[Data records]
※

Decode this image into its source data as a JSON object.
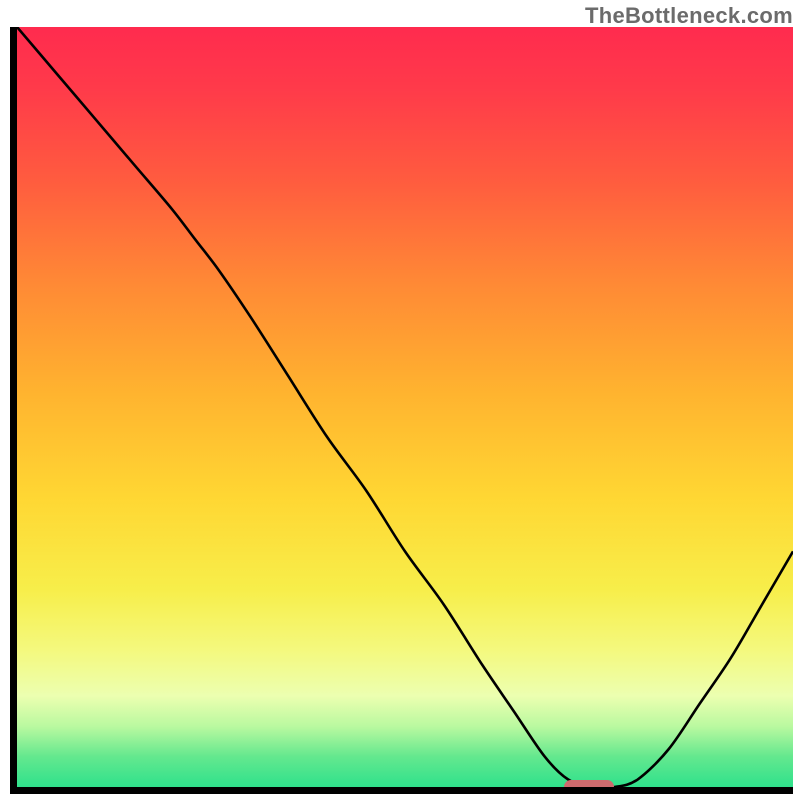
{
  "watermark": "TheBottleneck.com",
  "marker": {
    "left_pct": 70.5,
    "width_pct": 6.4,
    "color": "#ce6b6e"
  },
  "chart_data": {
    "type": "line",
    "title": "",
    "xlabel": "",
    "ylabel": "",
    "xlim": [
      0,
      100
    ],
    "ylim": [
      0,
      100
    ],
    "grid": false,
    "legend": false,
    "series": [
      {
        "name": "bottleneck-curve",
        "color": "#000000",
        "x": [
          0,
          5,
          10,
          15,
          20,
          23,
          26,
          30,
          35,
          40,
          45,
          50,
          55,
          60,
          64,
          68,
          71,
          74,
          77,
          80,
          84,
          88,
          92,
          96,
          100
        ],
        "y": [
          100,
          94,
          88,
          82,
          76,
          72,
          68,
          62,
          54,
          46,
          39,
          31,
          24,
          16,
          10,
          4,
          1,
          0,
          0,
          1,
          5,
          11,
          17,
          24,
          31
        ]
      }
    ],
    "background_gradient": {
      "type": "vertical",
      "stops": [
        {
          "pos": 0.0,
          "color": "#ff2b4e"
        },
        {
          "pos": 0.2,
          "color": "#ff5b3f"
        },
        {
          "pos": 0.48,
          "color": "#ffb32f"
        },
        {
          "pos": 0.74,
          "color": "#f7ee4a"
        },
        {
          "pos": 0.92,
          "color": "#baf9a0"
        },
        {
          "pos": 1.0,
          "color": "#2fe18c"
        }
      ]
    },
    "annotations": [
      {
        "type": "pill-marker",
        "x_center": 73.7,
        "y": 0,
        "color": "#ce6b6e"
      }
    ]
  }
}
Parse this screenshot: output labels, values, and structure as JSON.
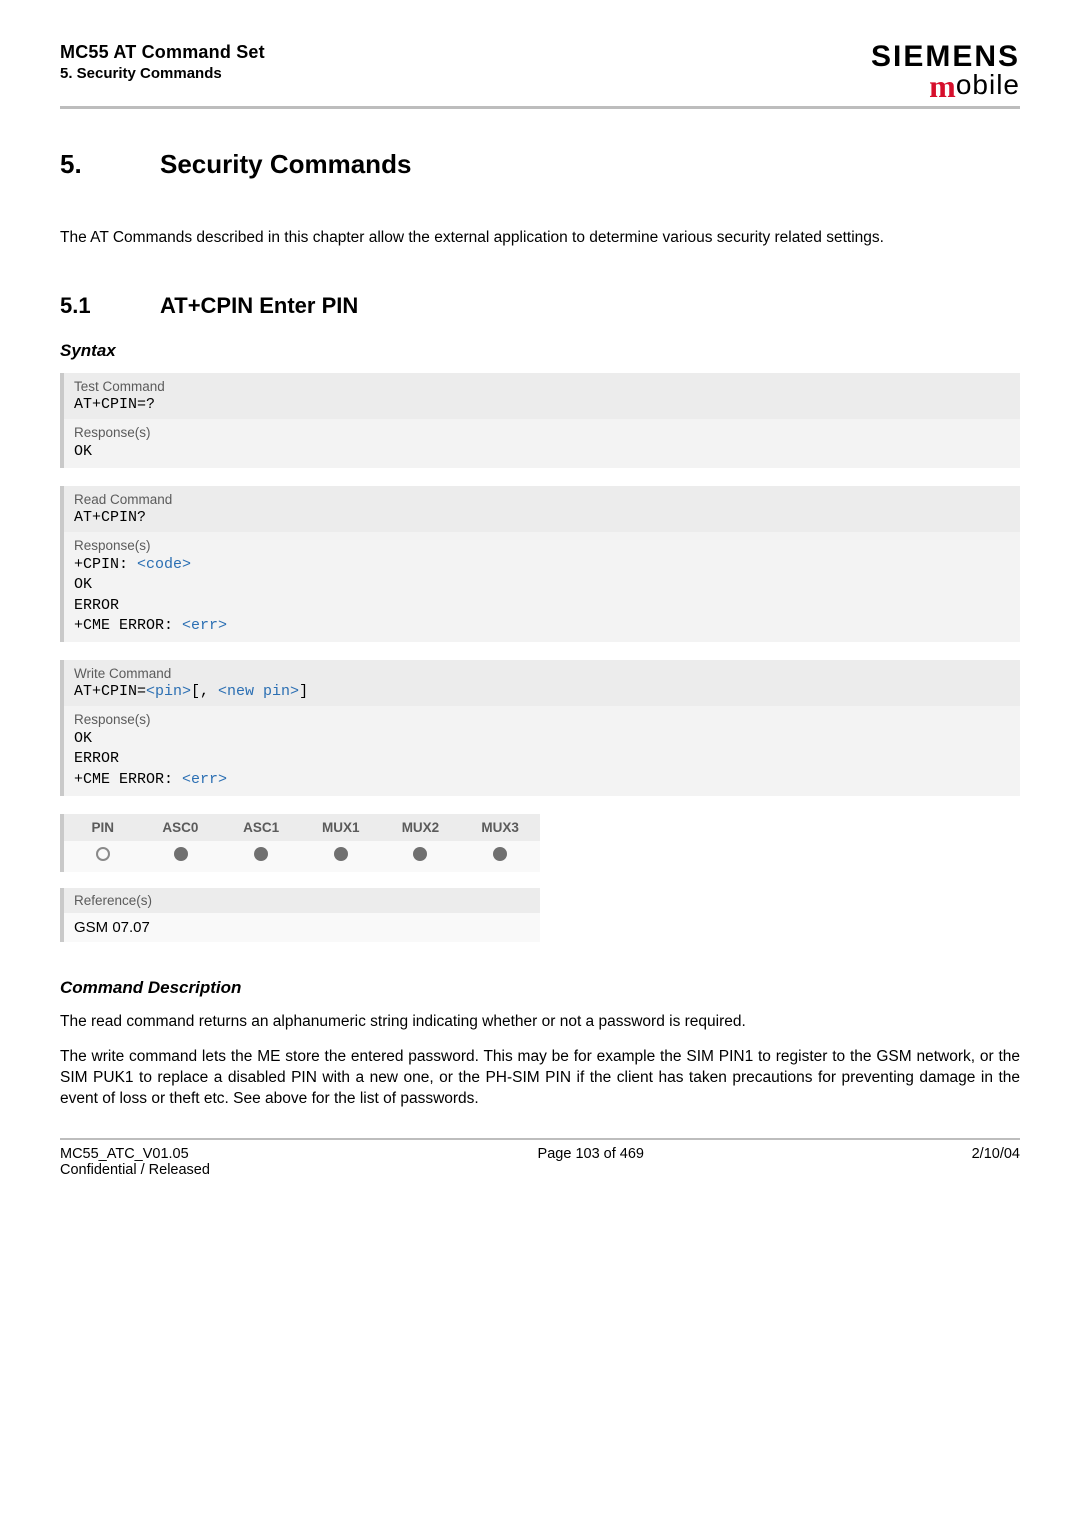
{
  "header": {
    "title_line1": "MC55 AT Command Set",
    "title_line2": "5. Security Commands",
    "brand_top": "SIEMENS",
    "brand_mobile_m": "m",
    "brand_mobile_rest": "obile"
  },
  "chapter": {
    "number": "5.",
    "title": "Security Commands",
    "intro": "The AT Commands described in this chapter allow the external application to determine various security related settings."
  },
  "section": {
    "number": "5.1",
    "title": "AT+CPIN   Enter PIN",
    "syntax_label": "Syntax"
  },
  "blocks": {
    "test": {
      "label": "Test Command",
      "command": "AT+CPIN=?",
      "response_label": "Response(s)",
      "response_lines": [
        "OK"
      ]
    },
    "read": {
      "label": "Read Command",
      "command": "AT+CPIN?",
      "response_label": "Response(s)",
      "response_prefix": "+CPIN: ",
      "response_param": "<code>",
      "response_lines_tail": [
        "OK",
        "ERROR"
      ],
      "response_cme_prefix": "+CME ERROR: ",
      "response_cme_param": "<err>"
    },
    "write": {
      "label": "Write Command",
      "command_prefix": "AT+CPIN=",
      "command_param1": "<pin>",
      "command_mid": "[, ",
      "command_param2": "<new pin>",
      "command_suffix": "]",
      "response_label": "Response(s)",
      "response_lines": [
        "OK",
        "ERROR"
      ],
      "response_cme_prefix": "+CME ERROR: ",
      "response_cme_param": "<err>"
    }
  },
  "caps": {
    "columns": [
      "PIN",
      "ASC0",
      "ASC1",
      "MUX1",
      "MUX2",
      "MUX3"
    ],
    "values": [
      "empty",
      "filled",
      "filled",
      "filled",
      "filled",
      "filled"
    ]
  },
  "reference": {
    "label": "Reference(s)",
    "value": "GSM 07.07"
  },
  "desc": {
    "label": "Command Description",
    "p1": "The read command returns an alphanumeric string indicating whether or not a password is required.",
    "p2": "The write command lets the ME store the entered password. This may be for example the SIM PIN1 to register to the GSM network, or the SIM PUK1 to replace a disabled PIN with a new one, or the PH-SIM PIN if the client has taken precautions for preventing damage in the event of loss or theft etc. See above for the list of passwords."
  },
  "footer": {
    "left_line1": "MC55_ATC_V01.05",
    "left_line2": "Confidential / Released",
    "center": "Page 103 of 469",
    "right": "2/10/04"
  }
}
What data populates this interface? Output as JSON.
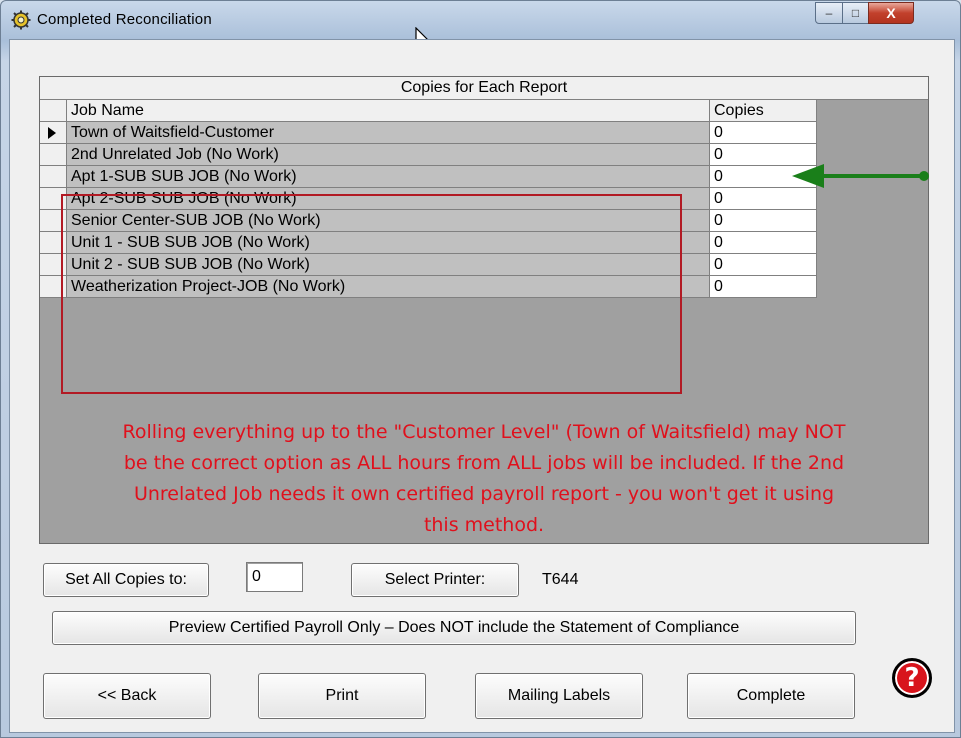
{
  "window": {
    "title": "Completed  Reconciliation",
    "controls": {
      "minimize": "–",
      "maximize": "□",
      "close": "X"
    }
  },
  "grid": {
    "caption": "Copies for Each Report",
    "columns": [
      "Job Name",
      "Copies"
    ],
    "rows": [
      {
        "name": "Town of Waitsfield-Customer",
        "copies": "0",
        "selected": true
      },
      {
        "name": "2nd Unrelated Job (No Work)",
        "copies": "0"
      },
      {
        "name": "Apt 1-SUB SUB JOB (No Work)",
        "copies": "0"
      },
      {
        "name": "Apt 2-SUB SUB JOB (No Work)",
        "copies": "0"
      },
      {
        "name": "Senior Center-SUB JOB (No Work)",
        "copies": "0"
      },
      {
        "name": "Unit 1 - SUB SUB JOB (No Work)",
        "copies": "0"
      },
      {
        "name": "Unit 2 - SUB SUB JOB (No Work)",
        "copies": "0"
      },
      {
        "name": "Weatherization Project-JOB (No Work)",
        "copies": "0"
      }
    ],
    "annotation": {
      "line1": "Rolling everything up to the \"Customer Level\" (Town of Waitsfield) may NOT",
      "line2": "be the correct option as ALL hours from ALL jobs will be included.  If the 2nd",
      "line3": "Unrelated Job needs it own certified payroll report - you won't get it using",
      "line4": "this method."
    }
  },
  "controls": {
    "set_all_label": "Set All Copies to:",
    "set_all_value": "0",
    "select_printer_label": "Select Printer:",
    "printer_name": "T644",
    "preview_label": "Preview Certified Payroll Only – Does NOT include the Statement of Compliance"
  },
  "buttons": {
    "back": "<< Back",
    "print": "Print",
    "mailing_labels": "Mailing Labels",
    "complete": "Complete",
    "help": "?"
  },
  "colors": {
    "annotation_red": "#e0101c",
    "arrow_green": "#1a7f1a",
    "highlight_box": "#b21a24"
  }
}
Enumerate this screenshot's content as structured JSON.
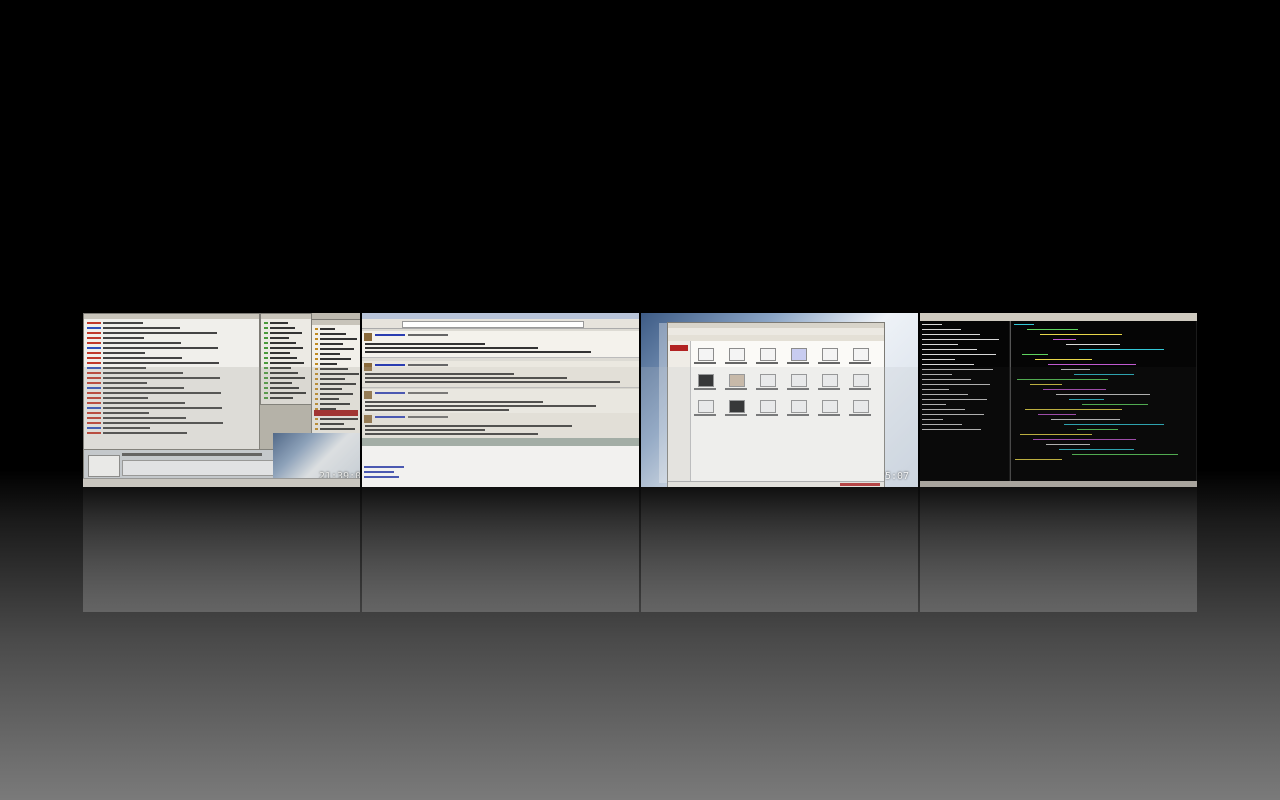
{
  "workspaces": [
    {
      "name": "workspace-1",
      "clock": "21:39:07"
    },
    {
      "name": "workspace-2",
      "clock": ""
    },
    {
      "name": "workspace-3",
      "clock": "5:07"
    },
    {
      "name": "workspace-4",
      "clock": ""
    }
  ],
  "colors": {
    "chat_nick_red": "#c0392b",
    "chat_nick_blue": "#2e4fbd",
    "terminal_bg": "#050505",
    "terminal_text": "#d8d8d8",
    "code_cyan": "#33c7d6",
    "code_green": "#5fd35f",
    "code_yellow": "#e7d64a",
    "code_magenta": "#c05ad0",
    "panel_red": "#b22222"
  },
  "icons": [
    "folder-icon",
    "file-icon",
    "image-icon",
    "terminal-icon"
  ]
}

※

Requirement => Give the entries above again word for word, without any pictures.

Task output =>
Decode this image into its source data as a JSON object.
{
  "watermark": "TheBottleneck.com",
  "marker": {
    "left_pct": 70.5,
    "width_pct": 6.4,
    "color": "#ce6b6e"
  },
  "chart_data": {
    "type": "line",
    "title": "",
    "xlabel": "",
    "ylabel": "",
    "xlim": [
      0,
      100
    ],
    "ylim": [
      0,
      100
    ],
    "grid": false,
    "legend": false,
    "series": [
      {
        "name": "bottleneck-curve",
        "color": "#000000",
        "x": [
          0,
          5,
          10,
          15,
          20,
          23,
          26,
          30,
          35,
          40,
          45,
          50,
          55,
          60,
          64,
          68,
          71,
          74,
          77,
          80,
          84,
          88,
          92,
          96,
          100
        ],
        "y": [
          100,
          94,
          88,
          82,
          76,
          72,
          68,
          62,
          54,
          46,
          39,
          31,
          24,
          16,
          10,
          4,
          1,
          0,
          0,
          1,
          5,
          11,
          17,
          24,
          31
        ]
      }
    ],
    "background_gradient": {
      "type": "vertical",
      "stops": [
        {
          "pos": 0.0,
          "color": "#ff2b4e"
        },
        {
          "pos": 0.2,
          "color": "#ff5b3f"
        },
        {
          "pos": 0.48,
          "color": "#ffb32f"
        },
        {
          "pos": 0.74,
          "color": "#f7ee4a"
        },
        {
          "pos": 0.92,
          "color": "#baf9a0"
        },
        {
          "pos": 1.0,
          "color": "#2fe18c"
        }
      ]
    },
    "annotations": [
      {
        "type": "pill-marker",
        "x_center": 73.7,
        "y": 0,
        "color": "#ce6b6e"
      }
    ]
  }
}
Parse this screenshot: output labels, values, and structure as JSON.
{
  "header": {
    "title_line1": "MC55 AT Command Set",
    "title_line2": "5. Security Commands",
    "brand_top": "SIEMENS",
    "brand_mobile_m": "m",
    "brand_mobile_rest": "obile"
  },
  "chapter": {
    "number": "5.",
    "title": "Security Commands",
    "intro": "The AT Commands described in this chapter allow the external application to determine various security related settings."
  },
  "section": {
    "number": "5.1",
    "title": "AT+CPIN   Enter PIN",
    "syntax_label": "Syntax"
  },
  "blocks": {
    "test": {
      "label": "Test Command",
      "command": "AT+CPIN=?",
      "response_label": "Response(s)",
      "response_lines": [
        "OK"
      ]
    },
    "read": {
      "label": "Read Command",
      "command": "AT+CPIN?",
      "response_label": "Response(s)",
      "response_prefix": "+CPIN: ",
      "response_param": "<code>",
      "response_lines_tail": [
        "OK",
        "ERROR"
      ],
      "response_cme_prefix": "+CME ERROR: ",
      "response_cme_param": "<err>"
    },
    "write": {
      "label": "Write Command",
      "command_prefix": "AT+CPIN=",
      "command_param1": "<pin>",
      "command_mid": "[, ",
      "command_param2": "<new pin>",
      "command_suffix": "]",
      "response_label": "Response(s)",
      "response_lines": [
        "OK",
        "ERROR"
      ],
      "response_cme_prefix": "+CME ERROR: ",
      "response_cme_param": "<err>"
    }
  },
  "caps": {
    "columns": [
      "PIN",
      "ASC0",
      "ASC1",
      "MUX1",
      "MUX2",
      "MUX3"
    ],
    "values": [
      "empty",
      "filled",
      "filled",
      "filled",
      "filled",
      "filled"
    ]
  },
  "reference": {
    "label": "Reference(s)",
    "value": "GSM 07.07"
  },
  "desc": {
    "label": "Command Description",
    "p1": "The read command returns an alphanumeric string indicating whether or not a password is required.",
    "p2": "The write command lets the ME store the entered password. This may be for example the SIM PIN1 to register to the GSM network, or the SIM PUK1 to replace a disabled PIN with a new one, or the PH-SIM PIN if the client has taken precautions for preventing damage in the event of loss or theft etc. See above for the list of passwords."
  },
  "footer": {
    "left_line1": "MC55_ATC_V01.05",
    "left_line2": "Confidential / Released",
    "center": "Page 103 of 469",
    "right": "2/10/04"
  }
}
What data populates this interface? Output as JSON.
{
  "window": {
    "title": "Completed  Reconciliation",
    "controls": {
      "minimize": "–",
      "maximize": "□",
      "close": "X"
    }
  },
  "grid": {
    "caption": "Copies for Each Report",
    "columns": [
      "Job Name",
      "Copies"
    ],
    "rows": [
      {
        "name": "Town of Waitsfield-Customer",
        "copies": "0",
        "selected": true
      },
      {
        "name": "2nd Unrelated Job (No Work)",
        "copies": "0"
      },
      {
        "name": "Apt 1-SUB SUB JOB (No Work)",
        "copies": "0"
      },
      {
        "name": "Apt 2-SUB SUB JOB (No Work)",
        "copies": "0"
      },
      {
        "name": "Senior Center-SUB JOB (No Work)",
        "copies": "0"
      },
      {
        "name": "Unit 1 - SUB SUB JOB (No Work)",
        "copies": "0"
      },
      {
        "name": "Unit 2 - SUB SUB JOB (No Work)",
        "copies": "0"
      },
      {
        "name": "Weatherization Project-JOB (No Work)",
        "copies": "0"
      }
    ],
    "annotation": {
      "line1": "Rolling everything up to the \"Customer Level\" (Town of Waitsfield) may NOT",
      "line2": "be the correct option as ALL hours from ALL jobs will be included.  If the 2nd",
      "line3": "Unrelated Job needs it own certified payroll report - you won't get it using",
      "line4": "this method."
    }
  },
  "controls": {
    "set_all_label": "Set All Copies to:",
    "set_all_value": "0",
    "select_printer_label": "Select Printer:",
    "printer_name": "T644",
    "preview_label": "Preview Certified Payroll Only – Does NOT include the Statement of Compliance"
  },
  "buttons": {
    "back": "<< Back",
    "print": "Print",
    "mailing_labels": "Mailing Labels",
    "complete": "Complete",
    "help": "?"
  },
  "colors": {
    "annotation_red": "#e0101c",
    "arrow_green": "#1a7f1a",
    "highlight_box": "#b21a24"
  }
}
Enumerate this screenshot's content as structured JSON.
{
  "workspaces": [
    {
      "name": "workspace-1",
      "clock": "21:39:07"
    },
    {
      "name": "workspace-2",
      "clock": ""
    },
    {
      "name": "workspace-3",
      "clock": "5:07"
    },
    {
      "name": "workspace-4",
      "clock": ""
    }
  ],
  "colors": {
    "chat_nick_red": "#c0392b",
    "chat_nick_blue": "#2e4fbd",
    "terminal_bg": "#050505",
    "terminal_text": "#d8d8d8",
    "code_cyan": "#33c7d6",
    "code_green": "#5fd35f",
    "code_yellow": "#e7d64a",
    "code_magenta": "#c05ad0",
    "panel_red": "#b22222"
  },
  "icons": [
    "folder-icon",
    "file-icon",
    "image-icon",
    "terminal-icon"
  ]
}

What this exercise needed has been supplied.